Collected data:
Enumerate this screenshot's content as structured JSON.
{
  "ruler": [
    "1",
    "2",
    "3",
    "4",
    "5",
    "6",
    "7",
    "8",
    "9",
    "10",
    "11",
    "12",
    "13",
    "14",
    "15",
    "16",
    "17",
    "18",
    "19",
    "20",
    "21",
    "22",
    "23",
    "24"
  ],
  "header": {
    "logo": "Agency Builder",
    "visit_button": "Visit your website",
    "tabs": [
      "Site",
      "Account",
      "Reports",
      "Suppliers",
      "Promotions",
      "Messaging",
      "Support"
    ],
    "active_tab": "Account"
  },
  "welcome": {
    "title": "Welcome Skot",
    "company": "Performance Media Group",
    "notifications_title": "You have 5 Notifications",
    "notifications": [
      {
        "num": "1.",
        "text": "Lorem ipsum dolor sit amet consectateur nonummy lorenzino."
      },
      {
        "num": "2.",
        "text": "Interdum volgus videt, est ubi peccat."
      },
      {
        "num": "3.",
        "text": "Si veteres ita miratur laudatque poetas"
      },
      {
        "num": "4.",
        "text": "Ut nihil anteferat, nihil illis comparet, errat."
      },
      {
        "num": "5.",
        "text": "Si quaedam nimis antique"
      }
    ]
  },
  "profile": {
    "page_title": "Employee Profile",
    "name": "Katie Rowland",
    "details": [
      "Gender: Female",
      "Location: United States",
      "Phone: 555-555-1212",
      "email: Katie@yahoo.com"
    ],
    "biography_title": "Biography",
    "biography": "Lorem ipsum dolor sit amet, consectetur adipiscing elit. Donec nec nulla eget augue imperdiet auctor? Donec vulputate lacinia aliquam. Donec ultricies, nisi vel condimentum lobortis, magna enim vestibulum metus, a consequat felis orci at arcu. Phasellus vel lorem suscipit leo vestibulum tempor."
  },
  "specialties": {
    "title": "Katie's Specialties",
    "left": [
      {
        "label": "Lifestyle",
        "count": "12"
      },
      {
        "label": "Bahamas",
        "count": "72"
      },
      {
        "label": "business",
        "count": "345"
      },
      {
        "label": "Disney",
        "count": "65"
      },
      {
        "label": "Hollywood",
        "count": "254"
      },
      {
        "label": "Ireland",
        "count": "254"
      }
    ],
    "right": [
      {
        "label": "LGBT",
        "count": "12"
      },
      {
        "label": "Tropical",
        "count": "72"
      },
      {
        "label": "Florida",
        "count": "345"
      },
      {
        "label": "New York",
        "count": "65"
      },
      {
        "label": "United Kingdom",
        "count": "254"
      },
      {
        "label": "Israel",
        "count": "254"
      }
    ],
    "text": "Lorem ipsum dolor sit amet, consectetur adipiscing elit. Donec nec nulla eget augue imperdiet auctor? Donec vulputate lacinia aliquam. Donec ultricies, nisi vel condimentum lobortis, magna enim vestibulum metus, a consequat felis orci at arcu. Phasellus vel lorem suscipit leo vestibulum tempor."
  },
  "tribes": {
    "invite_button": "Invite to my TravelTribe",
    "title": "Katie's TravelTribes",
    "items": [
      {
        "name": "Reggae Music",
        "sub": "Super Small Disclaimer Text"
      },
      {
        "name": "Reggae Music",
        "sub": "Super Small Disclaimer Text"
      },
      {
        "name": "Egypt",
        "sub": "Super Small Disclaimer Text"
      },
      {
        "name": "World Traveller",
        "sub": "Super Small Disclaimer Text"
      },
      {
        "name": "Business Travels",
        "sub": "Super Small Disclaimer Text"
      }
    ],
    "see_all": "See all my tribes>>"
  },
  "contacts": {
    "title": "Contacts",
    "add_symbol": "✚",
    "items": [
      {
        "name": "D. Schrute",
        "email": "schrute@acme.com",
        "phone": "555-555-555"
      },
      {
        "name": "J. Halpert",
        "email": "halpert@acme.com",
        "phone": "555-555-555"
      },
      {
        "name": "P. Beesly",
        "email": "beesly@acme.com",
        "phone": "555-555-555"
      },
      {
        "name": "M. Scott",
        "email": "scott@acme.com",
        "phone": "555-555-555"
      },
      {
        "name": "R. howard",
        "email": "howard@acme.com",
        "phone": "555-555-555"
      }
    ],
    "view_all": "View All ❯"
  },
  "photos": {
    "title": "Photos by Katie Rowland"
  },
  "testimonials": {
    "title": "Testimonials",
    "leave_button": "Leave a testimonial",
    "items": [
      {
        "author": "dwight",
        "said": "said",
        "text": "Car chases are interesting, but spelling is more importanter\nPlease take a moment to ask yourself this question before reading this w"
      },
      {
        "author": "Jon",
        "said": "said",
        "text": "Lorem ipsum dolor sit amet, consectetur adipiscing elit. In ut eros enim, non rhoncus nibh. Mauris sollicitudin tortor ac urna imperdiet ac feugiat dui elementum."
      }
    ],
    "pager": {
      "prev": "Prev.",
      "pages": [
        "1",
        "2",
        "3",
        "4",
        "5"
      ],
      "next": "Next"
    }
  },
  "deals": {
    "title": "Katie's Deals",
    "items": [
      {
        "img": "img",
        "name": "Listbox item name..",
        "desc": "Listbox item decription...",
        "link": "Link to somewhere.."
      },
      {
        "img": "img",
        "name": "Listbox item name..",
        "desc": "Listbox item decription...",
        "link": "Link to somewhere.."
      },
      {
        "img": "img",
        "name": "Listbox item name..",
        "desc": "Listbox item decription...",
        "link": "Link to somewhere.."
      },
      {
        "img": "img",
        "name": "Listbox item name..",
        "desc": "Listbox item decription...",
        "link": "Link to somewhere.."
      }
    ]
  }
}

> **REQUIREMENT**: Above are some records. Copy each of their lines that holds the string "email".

> **RESPONSE BELOW**:
      "email: Katie@yahoo.com"
        "email": "schrute@acme.com",
        "email": "halpert@acme.com",
        "email": "beesly@acme.com",
        "email": "scott@acme.com",
        "email": "howard@acme.com",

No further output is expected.